LONDON (Reuters) - Struggling gold prices seem set for further pain, with a flight to the dollar leaving the traditional refuge asset searching for its place as investors build short positions in futures markets and Exchange-Traded Fund (ETF) holdings fall.
Investors betting on a stronger U.S economy and higher interest rates have sought out the dollar, sapping any benefits gold and other so-called “safe havens” might have gained from global trade tensions between the world’s largest economies.
For example, the Japanese yen has tumbled against the dollar despite the trade row as Japanese investors bought foreign assets because its central bank had not yet ended monetary stimulus.
“Gold is having an identity crisis,” said ING analyst Oliver Nugent. “All of the things you can throw at it ... don’t seem to really budge it.”
Spot gold, which is down over 6 percent this year, is close to a one-year low of $1,211.08 touched on July 19 as the dollar powered to a one-year high on expectations of higher U.S interest rates this year.
The United States and China imposed import tariffs on each other, fraying nerves on global financial markets.
Some analysts and fund managers say the dollar has benefited because the U.S. economy would be more resilient in the face of a trade war.
“The dollar will benefit from trade tensions because the U.S. has a lot less lose than for instance, China, in a trade war,” Capital Economics economist Simona Gambarini said.
“If you are an investor, you probably won’t want to invest in gold because you are better off with assets that will not be negatively affected by a stronger dollar.”
(Graphic: Gold VS dollar - reut.rs/2LyaLdv)
Short positions are building as the market hovers near one-year lows, signaling steeper losses ahead as markets prepare for higher U.S. interest rates.
Tighter monetary policy dents the appeal of non-interest yielding bullion, leaving investors to rely on a rise in the intrinsic value of the asset.
Hedge funds and money managers increased their net short positions in COMEX gold contracts to a record last week, data from U.S. Commodity Futures Trading Commission showed, a week after speculators switched to a net short position for the first time in 2-1/2 years.
In the week to July 24, 5,001 contracts were added to their net short position, bringing it to 27,156 contracts, the biggest on records dating back to 2006, when the data became publicly available.
(Graphic: Net long positions - reut.rs/2mT0nyf)
But some see the record level of short positions as a sign that gold could bounce back.
“If anything, it makes me slightly more optimistic at the margin, as increased shorts in the market suggests there could be upside potential in the price,” said Bill McQuaker, multi asset portfolio manager at Fidelity International.
Gold has also failed to capitalize on its role as a hedge against inflation.
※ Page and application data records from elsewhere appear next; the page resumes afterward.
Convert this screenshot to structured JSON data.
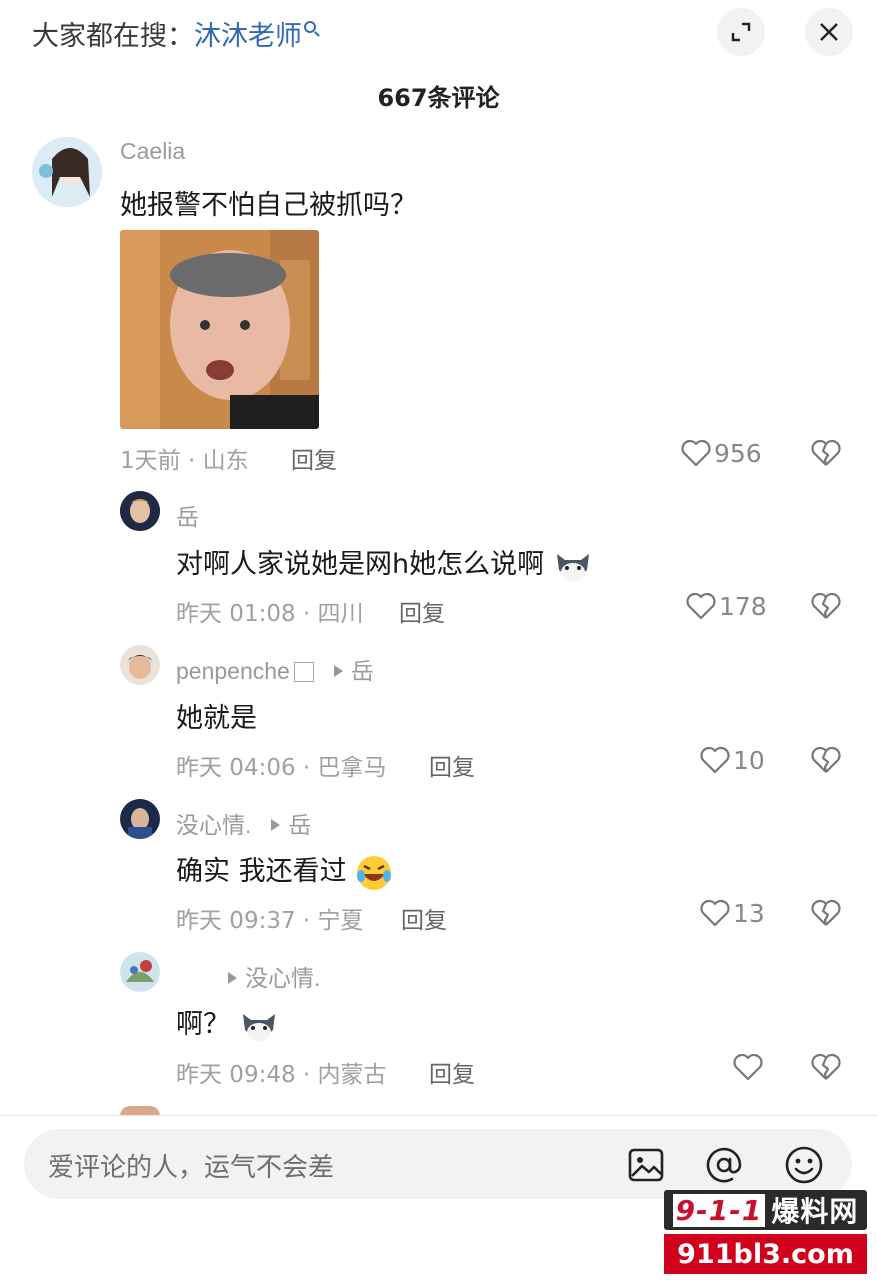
{
  "header": {
    "search_prefix": "大家都在搜：",
    "search_keyword": "沐沐老师",
    "expand_icon": "expand-icon",
    "close_icon": "close-icon",
    "comment_count": "667条评论"
  },
  "comments": [
    {
      "username": "Caelia",
      "text": "她报警不怕自己被抓吗？",
      "meta": "1天前 · 山东",
      "reply": "回复",
      "likes": "956",
      "has_image": true
    },
    {
      "username": "岳",
      "text": "对啊人家说她是网h她怎么说啊",
      "meta": "昨天 01:08 · 四川",
      "reply": "回复",
      "likes": "178"
    },
    {
      "username": "penpenche",
      "reply_to": "岳",
      "text": "她就是",
      "meta": "昨天 04:06 · 巴拿马",
      "reply": "回复",
      "likes": "10"
    },
    {
      "username": "没心情.",
      "reply_to": "岳",
      "text": "确实 我还看过",
      "meta": "昨天 09:37 · 宁夏",
      "reply": "回复",
      "likes": "13"
    },
    {
      "username": "",
      "reply_to": "没心情.",
      "text": "啊？",
      "meta": "昨天 09:48 · 内蒙古",
      "reply": "回复",
      "likes": ""
    }
  ],
  "input": {
    "placeholder": "爱评论的人，运气不会差",
    "icons": [
      "image-icon",
      "at-icon",
      "emoji-icon"
    ]
  },
  "watermark": {
    "top": "9-1-1 爆料网",
    "top_num": "9-1-1",
    "top_text": "爆料网",
    "bottom": "911bl3.com"
  },
  "colors": {
    "keyword": "#2f6bb3",
    "watermark_red": "#d0021b"
  }
}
U.S inflation is at its highest in seven years, and together with unemployment being at its lowest in two decades, the course is set for two more interest rate hikes this year and three in 2019.
Investors are betting that gold could lose more value due to bearish chart signals, with a strong probability of prices dipping as low as $1,200 per ounce, said ActivTrades chief analyst Carlo Alberto De Casa.
Medium-term support for gold is located around $1,210-$1,220 and would need to break above $1,235 per ounce to be considered safely out of its bear scenario, De Casa said.
UBS has lowered its expectations for gold prices in the current quarter, the bank said last week, but kept its average for the year unchanged as it expects a modest recovery in the summer months.
Reporting by Zandi Shabalala; Editing by Veronica Brown and David Evans